HR Outsourcing Trends

For years, the human resource outsourcing (HRO) industry has been growing — at a rate of more than 8 percent year-over-year, according to some estimates. This growth rate is understandable given the increasing complexity of human resources challenges businesses must face today, coupled with the ever-present need to keep costs low. 

Technological tools have automated many standard administrative human resources tasks, allowing HR personnel to concentrate on more value-added activities, such as developing training and professional development opportunities.

The HRO industry's growth is expected to continue, driven by three major HR trends: the demand for integrated software solutions, the rise of co-employment, and the need for greater employee engagement.

The Demand for Integrated Software Solutions

In many companies, HR has operated as a silo and needed to work with multiple programs also siloed off. For example, HR employees might work with their own online recruitment system, accounting's payroll system, and a third party's benefits system, among others. However, the inefficiencies presented by this complex of systems cost time and money. IT companies developed new integrated cloud-based systems — human resource information systems (HRISs) that incorporate recruitment, onboarding, payroll and benefits, time and leave, and more. And while many large companies purchased enterprise versions of these software packages, some hesitated given the high switching costs involved with retiring their legacy systems.

However, the pricing for an enterprise-wide HRIS puts it out of reach of many other small and midsize businesses (SMBs). Professional Employer Organizations (PEOs), which have helped drive the co-employment trend, increasingly offer HRIS access to commercial clients as part of their standard service offerings. By doing so, SMBs can streamline and automate their most common administrative tasks, saving them time and money.

The Rise of Co-Employment  

When companies first started to outsource HR functions, they began with routine administrative functions. However, gradually companies began to expand the scope of their outsourcing practices, including employment-related tasks. Co-employment occurs when a company outsources some of its employer responsibilities to a third party. However, this does not include any day-to-day control of operations that remains in the hands of the original employer.

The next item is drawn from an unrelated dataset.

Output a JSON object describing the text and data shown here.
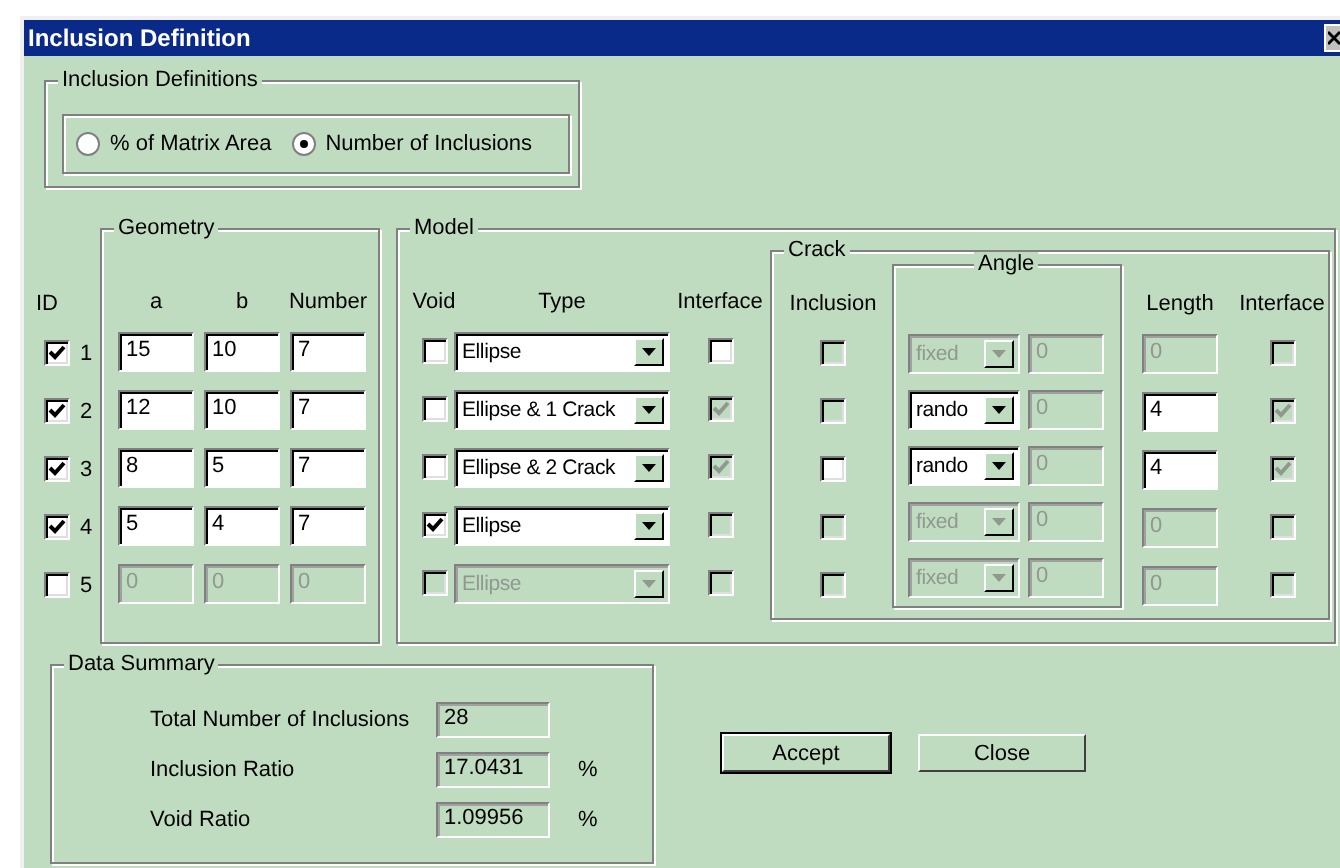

By sharing employment responsibilities, a company can achieve dramatic cost savings and achieve a positive return on its HR outsourcing investment. For example, PEOs that work with large client bases in a particular region or nationally usually can achieve more favorable healthcare and workman's compensation insurance coverage than SMBs can on their own.

The Need for Greater Employee Engagement

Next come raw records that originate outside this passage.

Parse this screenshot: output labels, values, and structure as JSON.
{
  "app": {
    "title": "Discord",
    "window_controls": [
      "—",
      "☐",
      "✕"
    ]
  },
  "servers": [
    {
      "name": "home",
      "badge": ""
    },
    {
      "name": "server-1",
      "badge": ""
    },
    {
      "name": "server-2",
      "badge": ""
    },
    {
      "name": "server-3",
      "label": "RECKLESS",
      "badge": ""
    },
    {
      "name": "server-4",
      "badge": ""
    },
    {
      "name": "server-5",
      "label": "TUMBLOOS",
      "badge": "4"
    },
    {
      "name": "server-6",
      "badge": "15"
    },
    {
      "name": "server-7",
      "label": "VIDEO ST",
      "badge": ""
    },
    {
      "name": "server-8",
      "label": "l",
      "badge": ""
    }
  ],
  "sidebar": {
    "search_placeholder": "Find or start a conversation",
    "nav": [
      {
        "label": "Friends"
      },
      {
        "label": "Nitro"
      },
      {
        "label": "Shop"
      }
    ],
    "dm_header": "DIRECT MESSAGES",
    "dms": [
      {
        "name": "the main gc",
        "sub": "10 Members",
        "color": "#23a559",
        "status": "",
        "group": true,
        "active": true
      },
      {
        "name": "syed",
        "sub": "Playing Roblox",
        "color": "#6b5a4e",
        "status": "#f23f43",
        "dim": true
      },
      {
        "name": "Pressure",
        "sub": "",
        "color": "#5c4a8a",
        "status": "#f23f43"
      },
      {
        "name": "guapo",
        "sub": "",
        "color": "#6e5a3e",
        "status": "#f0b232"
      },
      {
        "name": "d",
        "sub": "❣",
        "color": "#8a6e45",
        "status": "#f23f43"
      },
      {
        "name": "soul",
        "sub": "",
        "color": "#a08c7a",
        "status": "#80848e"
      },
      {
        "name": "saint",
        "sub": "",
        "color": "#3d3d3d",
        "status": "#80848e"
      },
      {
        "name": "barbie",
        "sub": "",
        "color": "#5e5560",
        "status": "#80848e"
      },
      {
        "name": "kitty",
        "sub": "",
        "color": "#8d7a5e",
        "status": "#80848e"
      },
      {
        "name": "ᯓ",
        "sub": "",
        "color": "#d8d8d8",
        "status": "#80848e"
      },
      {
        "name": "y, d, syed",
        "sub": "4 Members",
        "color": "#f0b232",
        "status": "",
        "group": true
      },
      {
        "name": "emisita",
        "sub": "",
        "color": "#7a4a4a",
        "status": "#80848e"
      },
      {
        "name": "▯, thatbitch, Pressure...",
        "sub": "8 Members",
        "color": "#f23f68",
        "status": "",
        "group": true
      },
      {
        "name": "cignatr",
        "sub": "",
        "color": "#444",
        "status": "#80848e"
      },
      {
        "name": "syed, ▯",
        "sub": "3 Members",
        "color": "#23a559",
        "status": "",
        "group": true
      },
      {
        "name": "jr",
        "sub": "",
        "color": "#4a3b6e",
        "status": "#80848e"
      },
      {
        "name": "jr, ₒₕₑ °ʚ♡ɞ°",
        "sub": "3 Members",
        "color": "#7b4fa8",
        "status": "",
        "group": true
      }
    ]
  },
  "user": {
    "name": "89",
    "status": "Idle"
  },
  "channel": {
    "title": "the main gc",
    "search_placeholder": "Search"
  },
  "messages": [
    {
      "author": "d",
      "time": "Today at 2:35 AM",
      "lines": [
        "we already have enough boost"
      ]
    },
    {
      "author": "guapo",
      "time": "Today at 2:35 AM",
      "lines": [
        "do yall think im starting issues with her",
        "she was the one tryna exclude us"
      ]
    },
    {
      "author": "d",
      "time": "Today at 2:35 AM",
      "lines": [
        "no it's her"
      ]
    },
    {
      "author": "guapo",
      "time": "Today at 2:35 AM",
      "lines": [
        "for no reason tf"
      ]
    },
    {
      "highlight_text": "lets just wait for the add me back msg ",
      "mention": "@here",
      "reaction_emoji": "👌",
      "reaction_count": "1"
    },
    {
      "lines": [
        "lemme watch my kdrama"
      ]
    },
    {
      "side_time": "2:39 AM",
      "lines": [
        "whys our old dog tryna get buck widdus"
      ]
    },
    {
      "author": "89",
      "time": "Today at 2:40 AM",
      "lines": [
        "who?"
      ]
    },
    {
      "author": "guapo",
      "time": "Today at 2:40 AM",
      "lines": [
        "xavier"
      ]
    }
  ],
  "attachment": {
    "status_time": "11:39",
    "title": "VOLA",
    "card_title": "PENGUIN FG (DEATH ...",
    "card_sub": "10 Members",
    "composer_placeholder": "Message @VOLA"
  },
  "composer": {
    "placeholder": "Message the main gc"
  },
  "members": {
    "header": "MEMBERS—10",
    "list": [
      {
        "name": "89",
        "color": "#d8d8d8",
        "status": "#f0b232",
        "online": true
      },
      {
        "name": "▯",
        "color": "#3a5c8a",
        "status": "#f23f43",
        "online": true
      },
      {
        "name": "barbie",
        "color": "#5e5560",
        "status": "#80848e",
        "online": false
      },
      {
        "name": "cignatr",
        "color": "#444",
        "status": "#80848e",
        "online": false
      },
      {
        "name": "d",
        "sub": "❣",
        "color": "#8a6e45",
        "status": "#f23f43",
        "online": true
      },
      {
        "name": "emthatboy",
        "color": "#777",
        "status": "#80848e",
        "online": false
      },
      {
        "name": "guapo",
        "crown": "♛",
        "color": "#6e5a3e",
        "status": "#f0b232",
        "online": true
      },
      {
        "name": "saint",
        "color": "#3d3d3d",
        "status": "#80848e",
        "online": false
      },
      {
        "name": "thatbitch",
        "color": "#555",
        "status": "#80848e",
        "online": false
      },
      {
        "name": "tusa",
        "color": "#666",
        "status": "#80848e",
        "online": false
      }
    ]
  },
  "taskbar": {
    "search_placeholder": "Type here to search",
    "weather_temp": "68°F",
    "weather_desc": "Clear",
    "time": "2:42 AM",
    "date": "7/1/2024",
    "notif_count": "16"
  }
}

By eliminating many of the time-consuming but necessary administrative, compliance, and employment-related tasks, your internal HR staff now have more time to focus on the intricate and personalized work they're best suited to do. 

Now, your staff can devote their time to making sure each department has the staff and resources they need. They can work with your managers to develop and coordinate necessary training and staff development opportunities. You can work with them to identify promising staff and assess their readiness for promotional and advancement opportunities. And you can work with them on broader goals, such as advancing organizational values across the organization, ensuring you have a diverse workforce, and building talent pipelines to improve recruitment speed and outcomes.

Moreover, they can help you keep your employees engaged and productive. As more companies plan for permanent hybrid remote work, you need your HR staff on the front lines to prepare your organization for this new reality. And as all employees continued to grapple with the professional and personal effects of the pandemic, you need your HR staff to help you assemble the mental health resources needed to help your workforce cope. The need for firms to actively engage with and support their employees has rarely been more acute. And, working with a PEO, you can give your internal HR staff the resources they need to do so.

Your firm can benefit greatly from partnering with a PEO. You can save time and money and free up key staff to focus on value-added activities. To get the most out of a PEO, start by looking for one that offers integrated software systems. And to learn more about PEOs and how to evaluate them, download our eBook, "What is a PEO?"

What is a PEO?


HR Outsourcing